Updated: Aug 3
Parenthood is full of unforeseen stressors, but in Covid-times, they are compounded by complexities that were unimaginable before. As we navigate through an ongoing pandemic, momentum is likely waning, leaving many of us in search of solutions to get through another long haul (thanks, Delta variant). The fact that we are entering a second wave brings our stressors back to a heightened status. If you didn’t prioritize your health the first time around, now is the time to do it. Summer 2022 will thank you for putting your mental and physical health above those not-so-beneficial coping tactics such as overeating or increased alcohol consumption.
It’s time to gear up for another year of unknowns and possibilities, and a few simple dietary changes might make all the difference in how we succeed in coping with the influx of stress. In my opinion, doing what we can with the few opportunities we have, is nothing to balk at. While I am not a certified nutritionist, I have done my fair share of research on diet and its role in stabilizing mood, energy, and physical health. For our purpose here, I want to share with you how research supports the connection between a few key foods and the reduction of stress and anxiety. This is especially important during a pandemic but twice as important if you’re a parent of a child with special needs. Implementing these key foods could be the start of a healthier and happier you.
Before you dive into the foods and research section, here are some tips to think about:
TIP #1: Expectations. If the food is new to you, don’t expect an instant acceptance of it. If you find yourself reluctant to try something new, prepare the food item in a familiar form (i.e., fried, baked, breaded, buttered, slathered in sauce, drenched in cheese, etc.). Don’t stress the “health” of each item (aka “integrity”) until you develop a palate for it. Once you’ve become tolerant of the new food, you can simplify its preparation over time.
TIP #2: Speak positively about healthy food. Always. Even when no one is listening. Half the battle with accepting a new food is how we view it and the intention we have for it. Its true purpose leads to better food consciousness. For those that are app savvy, I hear Noom is built on food consciousness for the purpose of losing weight (disclaimer: I have never used Noom and am not endorsing it). I think it’s a valuable concept to use in order to override food negativity or reluctance.

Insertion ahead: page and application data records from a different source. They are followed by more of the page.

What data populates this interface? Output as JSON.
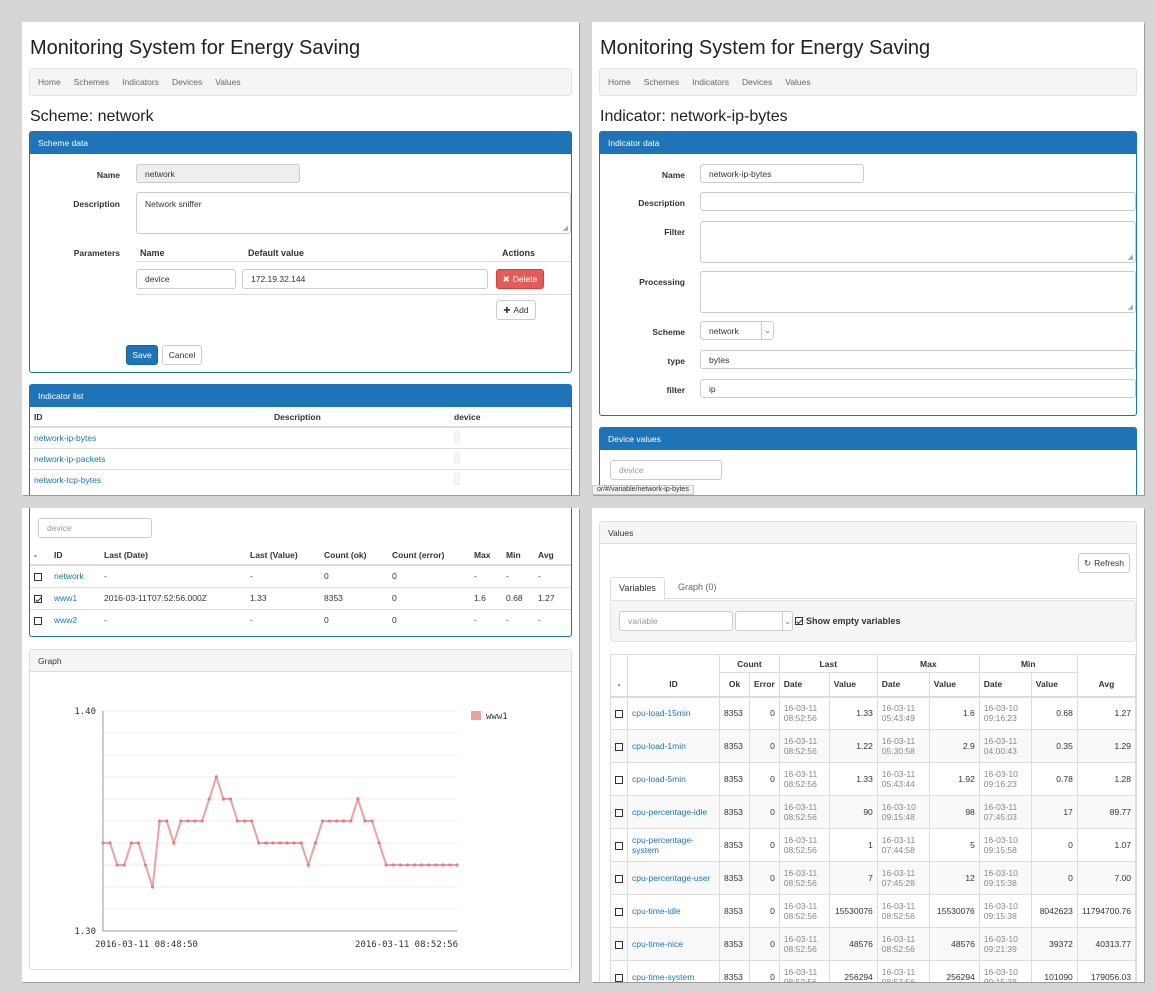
{
  "app_title": "Monitoring System for Energy Saving",
  "nav": [
    "Home",
    "Schemes",
    "Indicators",
    "Devices",
    "Values"
  ],
  "scheme": {
    "page_title": "Scheme: network",
    "panel_title": "Scheme data",
    "name_label": "Name",
    "name_value": "network",
    "desc_label": "Description",
    "desc_value": "Network sniffer",
    "params_label": "Parameters",
    "params_headers": [
      "Name",
      "Default value",
      "Actions"
    ],
    "param": {
      "name": "device",
      "default": "172.19.32.144"
    },
    "delete_label": "Delete",
    "add_label": "Add",
    "save_label": "Save",
    "cancel_label": "Cancel",
    "ind_panel_title": "Indicator list",
    "ind_headers": [
      "ID",
      "Description",
      "device"
    ],
    "indicators": [
      "network-ip-bytes",
      "network-ip-packets",
      "network-tcp-bytes"
    ]
  },
  "indicator": {
    "page_title": "Indicator: network-ip-bytes",
    "panel_title": "Indicator data",
    "name_label": "Name",
    "name_value": "network-ip-bytes",
    "desc_label": "Description",
    "filter_label": "Filter",
    "processing_label": "Processing",
    "scheme_label": "Scheme",
    "scheme_value": "network",
    "type_label": "type",
    "type_value": "bytes",
    "filter2_label": "filter",
    "filter2_value": "ip",
    "dv_panel_title": "Device values",
    "device_placeholder": "device",
    "status_url": "or/#/variable/network-ip-bytes"
  },
  "device_table": {
    "placeholder": "device",
    "headers": [
      "-",
      "ID",
      "Last (Date)",
      "Last (Value)",
      "Count (ok)",
      "Count (error)",
      "Max",
      "Min",
      "Avg"
    ],
    "rows": [
      {
        "checked": false,
        "id": "network",
        "date": "-",
        "value": "-",
        "ok": "0",
        "err": "0",
        "max": "-",
        "min": "-",
        "avg": "-"
      },
      {
        "checked": true,
        "id": "www1",
        "date": "2016-03-11T07:52:56.000Z",
        "value": "1.33",
        "ok": "8353",
        "err": "0",
        "max": "1.6",
        "min": "0.68",
        "avg": "1.27"
      },
      {
        "checked": false,
        "id": "www2",
        "date": "-",
        "value": "-",
        "ok": "0",
        "err": "0",
        "max": "-",
        "min": "-",
        "avg": "-"
      }
    ]
  },
  "graph": {
    "panel_title": "Graph",
    "legend": "www1",
    "color": "#f0a0a0"
  },
  "chart_data": {
    "type": "line",
    "series": [
      {
        "name": "www1",
        "values": [
          1.34,
          1.34,
          1.33,
          1.33,
          1.34,
          1.34,
          1.33,
          1.32,
          1.35,
          1.35,
          1.34,
          1.35,
          1.35,
          1.35,
          1.35,
          1.36,
          1.37,
          1.36,
          1.36,
          1.35,
          1.35,
          1.35,
          1.34,
          1.34,
          1.34,
          1.34,
          1.34,
          1.34,
          1.34,
          1.33,
          1.34,
          1.35,
          1.35,
          1.35,
          1.35,
          1.35,
          1.36,
          1.35,
          1.35,
          1.34,
          1.33,
          1.33,
          1.33,
          1.33,
          1.33,
          1.33,
          1.33,
          1.33,
          1.33,
          1.33,
          1.33
        ]
      }
    ],
    "xlabels": [
      "2016-03-11 08:48:50",
      "2016-03-11 08:52:56"
    ],
    "ylim": [
      1.3,
      1.4
    ],
    "yticks": [
      "1.40",
      "1.30"
    ],
    "grid": true,
    "legend": "top-right"
  },
  "values": {
    "panel_title": "Values",
    "refresh_label": "Refresh",
    "tabs": [
      "Variables",
      "Graph (0)"
    ],
    "var_placeholder": "variable",
    "show_empty_label": "Show empty variables",
    "group_headers": [
      "Count",
      "Last",
      "Max",
      "Min"
    ],
    "headers": [
      "-",
      "ID",
      "Ok",
      "Error",
      "Date",
      "Value",
      "Date",
      "Value",
      "Date",
      "Value",
      "Avg"
    ],
    "rows": [
      {
        "id": "cpu-load-15min",
        "ok": "8353",
        "err": "0",
        "ld1": "16-03-11",
        "ld2": "08:52:56",
        "lv": "1.33",
        "xd1": "16-03-11",
        "xd2": "05:43:49",
        "xv": "1.6",
        "nd1": "16-03-10",
        "nd2": "09:16:23",
        "nv": "0.68",
        "avg": "1.27"
      },
      {
        "id": "cpu-load-1min",
        "ok": "8353",
        "err": "0",
        "ld1": "16-03-11",
        "ld2": "08:52:56",
        "lv": "1.22",
        "xd1": "16-03-11",
        "xd2": "05:30:58",
        "xv": "2.9",
        "nd1": "16-03-11",
        "nd2": "04:00:43",
        "nv": "0.35",
        "avg": "1.29"
      },
      {
        "id": "cpu-load-5min",
        "ok": "8353",
        "err": "0",
        "ld1": "16-03-11",
        "ld2": "08:52:56",
        "lv": "1.33",
        "xd1": "16-03-11",
        "xd2": "05:43:44",
        "xv": "1.92",
        "nd1": "16-03-10",
        "nd2": "09:16:23",
        "nv": "0.78",
        "avg": "1.28"
      },
      {
        "id": "cpu-percentage-idle",
        "ok": "8353",
        "err": "0",
        "ld1": "16-03-11",
        "ld2": "08:52:56",
        "lv": "90",
        "xd1": "16-03-10",
        "xd2": "09:15:48",
        "xv": "98",
        "nd1": "16-03-11",
        "nd2": "07:45:03",
        "nv": "17",
        "avg": "89.77"
      },
      {
        "id": "cpu-percentage-system",
        "ok": "8353",
        "err": "0",
        "ld1": "16-03-11",
        "ld2": "08:52:56",
        "lv": "1",
        "xd1": "16-03-11",
        "xd2": "07:44:58",
        "xv": "5",
        "nd1": "16-03-10",
        "nd2": "09:15:58",
        "nv": "0",
        "avg": "1.07"
      },
      {
        "id": "cpu-percentage-user",
        "ok": "8353",
        "err": "0",
        "ld1": "16-03-11",
        "ld2": "08:52:56",
        "lv": "7",
        "xd1": "16-03-11",
        "xd2": "07:45:28",
        "xv": "12",
        "nd1": "16-03-10",
        "nd2": "09:15:38",
        "nv": "0",
        "avg": "7.00"
      },
      {
        "id": "cpu-time-idle",
        "ok": "8353",
        "err": "0",
        "ld1": "16-03-11",
        "ld2": "08:52:56",
        "lv": "15530076",
        "xd1": "16-03-11",
        "xd2": "08:52:56",
        "xv": "15530076",
        "nd1": "16-03-10",
        "nd2": "09:15:38",
        "nv": "8042623",
        "avg": "11794700.76"
      },
      {
        "id": "cpu-time-nice",
        "ok": "8353",
        "err": "0",
        "ld1": "16-03-11",
        "ld2": "08:52:56",
        "lv": "48576",
        "xd1": "16-03-11",
        "xd2": "08:52:56",
        "xv": "48576",
        "nd1": "16-03-10",
        "nd2": "09:21:39",
        "nv": "39372",
        "avg": "40313.77"
      },
      {
        "id": "cpu-time-system",
        "ok": "8353",
        "err": "0",
        "ld1": "16-03-11",
        "ld2": "08:52:56",
        "lv": "256294",
        "xd1": "16-03-11",
        "xd2": "08:52:56",
        "xv": "256294",
        "nd1": "16-03-10",
        "nd2": "09:15:38",
        "nv": "101090",
        "avg": "179056.03"
      }
    ]
  }
}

TIP #3: Meal prep. A lot of us skip the healthy stuff for the drive-through because we’re pressed for time and, obviously, the convenience of it. That’s okay. It happens and sometimes is totally unavoidable. Many people find, including myself, that meal-prep on one day of the week is the key to eating well day after day. On Sundays, I spend about an hour prepping meals. When I’m done, I have 5 Glad stackable containers in my fridge that are filled with nutritious foods that support gut function and stabilize my energy and mood all week long.

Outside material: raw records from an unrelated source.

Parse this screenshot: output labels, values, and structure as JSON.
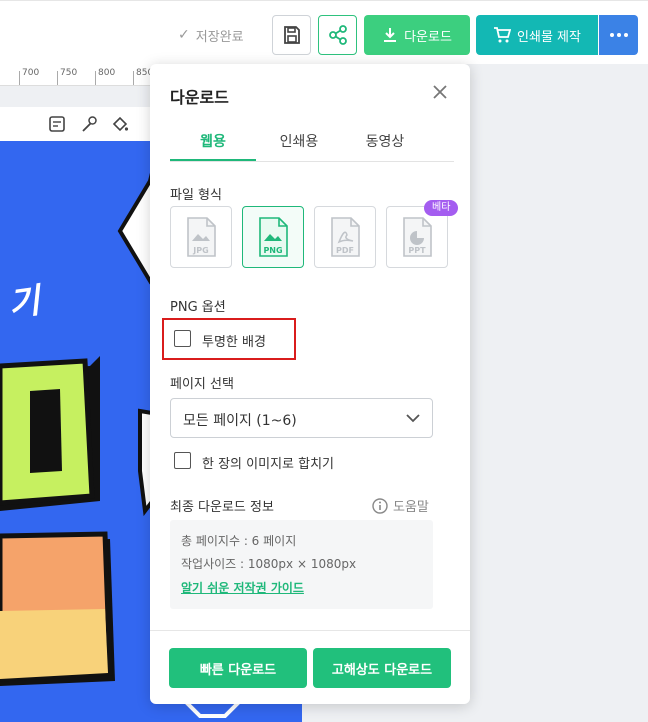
{
  "toolbar": {
    "saved_status": "저장완료",
    "download_label": "다운로드",
    "print_label": "인쇄물 제작",
    "colors": {
      "download": "#3ccf7f",
      "print": "#13b8b4",
      "more": "#3b82e6"
    }
  },
  "ruler": {
    "ticks": [
      "700",
      "750",
      "800",
      "850"
    ]
  },
  "canvas": {
    "text": "기"
  },
  "panel": {
    "title": "다운로드",
    "tabs": [
      {
        "label": "웹용",
        "active": true
      },
      {
        "label": "인쇄용",
        "active": false
      },
      {
        "label": "동영상",
        "active": false
      }
    ],
    "file_format_label": "파일 형식",
    "formats": [
      {
        "label": "JPG",
        "selected": false
      },
      {
        "label": "PNG",
        "selected": true
      },
      {
        "label": "PDF",
        "selected": false
      },
      {
        "label": "PPT",
        "selected": false
      }
    ],
    "beta_badge": "베타",
    "png_options_label": "PNG 옵션",
    "transparent_bg_label": "투명한 배경",
    "page_select_label": "페이지 선택",
    "page_select_value": "모든 페이지 (1~6)",
    "merge_label": "한 장의 이미지로 합치기",
    "final_info_label": "최종 다운로드 정보",
    "help_label": "도움말",
    "info": {
      "total_pages": "총 페이지수 : 6 페이지",
      "work_size": "작업사이즈 : 1080px × 1080px",
      "guide_link": "알기 쉬운 저작권 가이드"
    },
    "quick_download": "빠른 다운로드",
    "hq_download": "고해상도 다운로드",
    "accent_color": "#1fb87a"
  }
}
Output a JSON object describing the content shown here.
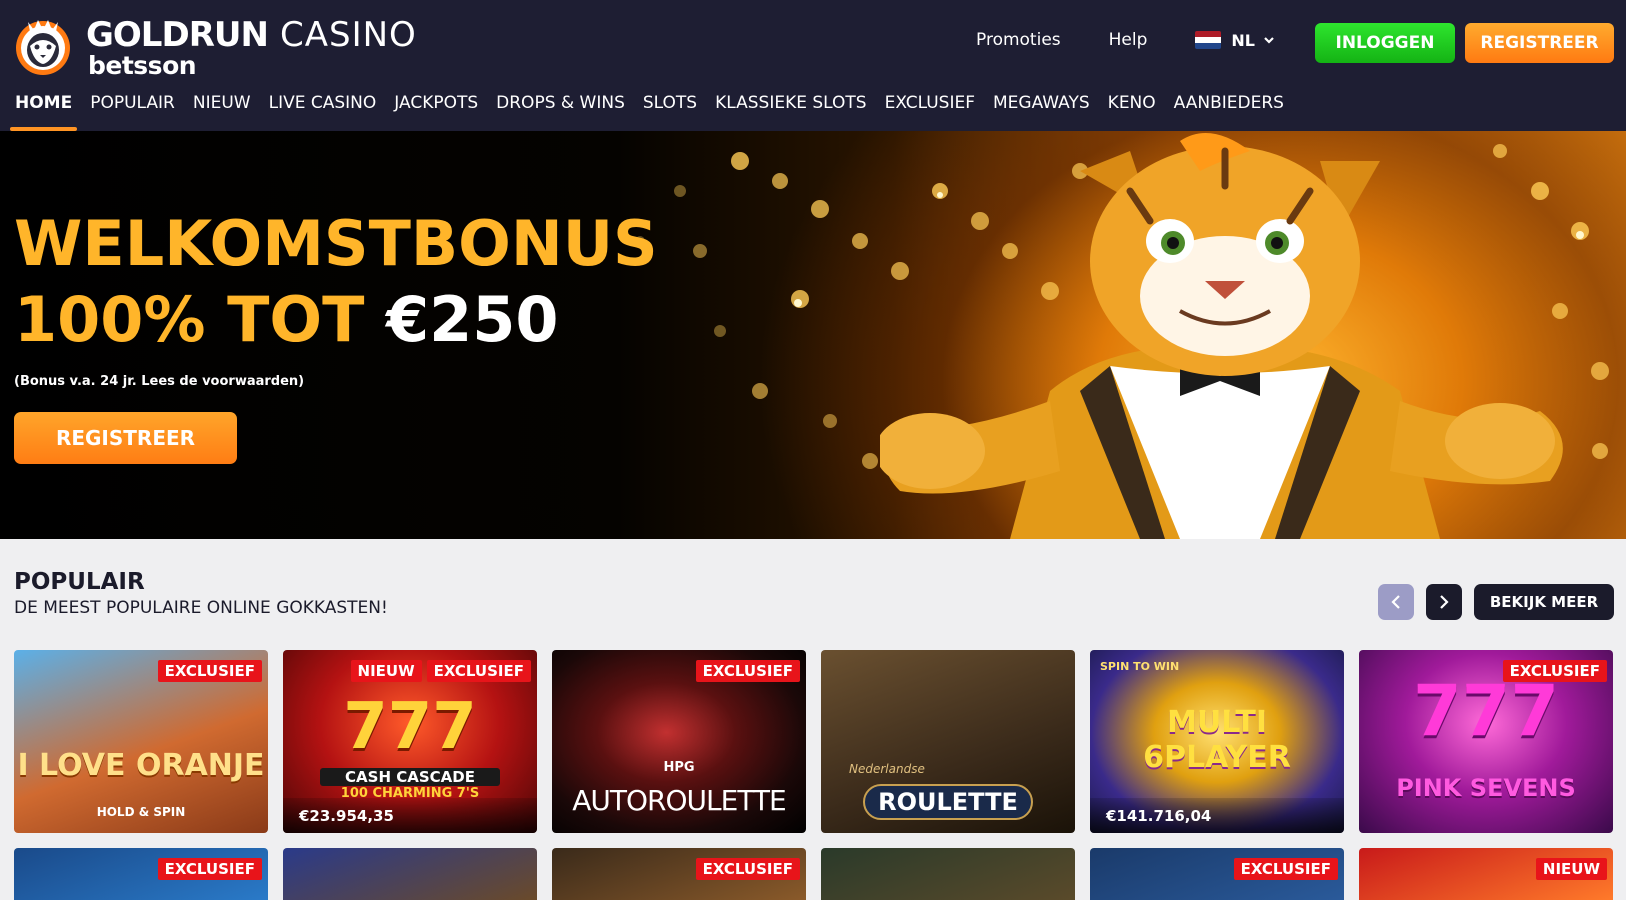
{
  "header": {
    "logo_main": "GOLDRUN",
    "logo_casino": "CASINO",
    "logo_sub": "betsson",
    "links": {
      "promoties": "Promoties",
      "help": "Help"
    },
    "lang": "NL",
    "login_label": "INLOGGEN",
    "register_label": "REGISTREER"
  },
  "nav": {
    "home": "HOME",
    "populair": "POPULAIR",
    "nieuw": "NIEUW",
    "live_casino": "LIVE CASINO",
    "jackpots": "JACKPOTS",
    "drops_wins": "DROPS & WINS",
    "slots": "SLOTS",
    "klassieke_slots": "KLASSIEKE SLOTS",
    "exclusief": "EXCLUSIEF",
    "megaways": "MEGAWAYS",
    "keno": "KENO",
    "aanbieders": "AANBIEDERS"
  },
  "hero": {
    "title_line1": "WELKOMSTBONUS",
    "title_line2_prefix": "100% TOT ",
    "title_line2_amount": "€250",
    "terms": "(Bonus v.a. 24 jr. Lees de voorwaarden)",
    "cta": "REGISTREER"
  },
  "section": {
    "title": "POPULAIR",
    "subtitle": "DE MEEST POPULAIRE ONLINE GOKKASTEN!",
    "more_label": "BEKIJK MEER"
  },
  "tiles_row1": [
    {
      "badges": [
        "EXCLUSIEF"
      ],
      "art_title": "I LOVE ORANJE",
      "art_sub": "HOLD & SPIN"
    },
    {
      "badges": [
        "NIEUW",
        "EXCLUSIEF"
      ],
      "art_title": "CASH CASCADE",
      "art_sub": "100 CHARMING 7'S",
      "jackpot": "€23.954,35"
    },
    {
      "badges": [
        "EXCLUSIEF"
      ],
      "art_title": "AUTOROULETTE",
      "art_sub": "HPG"
    },
    {
      "badges": [],
      "art_title": "ROULETTE",
      "art_sub": "Nederlandse"
    },
    {
      "badges": [],
      "art_title": "MULTI 6PLAYER",
      "art_sub": "SPIN TO WIN",
      "jackpot": "€141.716,04"
    },
    {
      "badges": [
        "EXCLUSIEF"
      ],
      "art_title": "PINK SEVENS",
      "art_sub": "777"
    }
  ],
  "tiles_row2": [
    {
      "badges": [
        "EXCLUSIEF"
      ]
    },
    {
      "badges": []
    },
    {
      "badges": [
        "EXCLUSIEF"
      ]
    },
    {
      "badges": []
    },
    {
      "badges": [
        "EXCLUSIEF"
      ]
    },
    {
      "badges": [
        "NIEUW"
      ]
    }
  ],
  "colors": {
    "header_bg": "#1e1e33",
    "accent_orange": "#ff8c1e",
    "login_green": "#22cc22",
    "badge_red": "#e8141a",
    "hero_gold": "#ffb52a"
  },
  "icons": [
    "tiger-logo-icon",
    "nl-flag-icon",
    "chevron-down-icon",
    "chevron-left-icon",
    "chevron-right-icon"
  ]
}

Now that you’re primed, here’s a list of what you can include in your daily diet to support better wellbeing. It only takes one of these items to start you on your journey. Good luck and good eating!
Dark Leafy Greens are well known for their vitamin and mineral content, but it is specifically magnesium and folate that help support neurotransmitter connection and help reduce stress and anxiety. Read the research here.
**Note: Not a fan of kale? Look online for recipes to make kale chips. Most greens can also be blended in smoothies and hidden in omelets or soups.
Eggs consumed in their whole form are a good source of vitamin D, zinc, and tryptophan. Vitamin D has been linked to helping lower depression. Tryptophan is the amino acid that helps the body create serotonin. Serotonin is referred to as the “happy” hormone, but it has also been linked to lowering levels of anxiety and improved brain function.
**Note: Keep hard-boiled eggs in the fridge as an easy grab-and-go meal replacement or snack.
Miso-Fermented foods such as Miso soup, miso-marinated meats or tofu, may help reduce stress and anxiety. While research continues to confirm the exact relation of cause and effect, the benefit of healthy gut microbiota has a significant effect on our mental health. Read the research here.
Oats are a healthy source of carbohydrates that help increase serotonin production in the brain. As mentioned earlier, serotonin is our “happy” hormone which can reduce stress levels.
**Note: Oats and not just for breakfast. There are tons of delicious oat recipes online that make boring oats truly sensational. Try one of these: overnight oats, oat pancakes, oat energy balls, oat smoothies.
Salmon is known for its natural source of beneficial Omega-3. Now research is discovering its link to lowered levels of anxiety as well as depression. Read the research here.
**Note: I hear, “I don’t like fish,” a lot. Revisit Tip #2, then commit to finding a preparation that will help you tolerate it.
Sweet Potatoes are a healthy carbohydrate-rich in magnesium. Magnesium is a chemical needed to ward off depression. Sweet potato nutrients have also been linked to lowering levels of Cortisol which causes inflammation, weight gain, pain, and other adverse effects. Read the research here.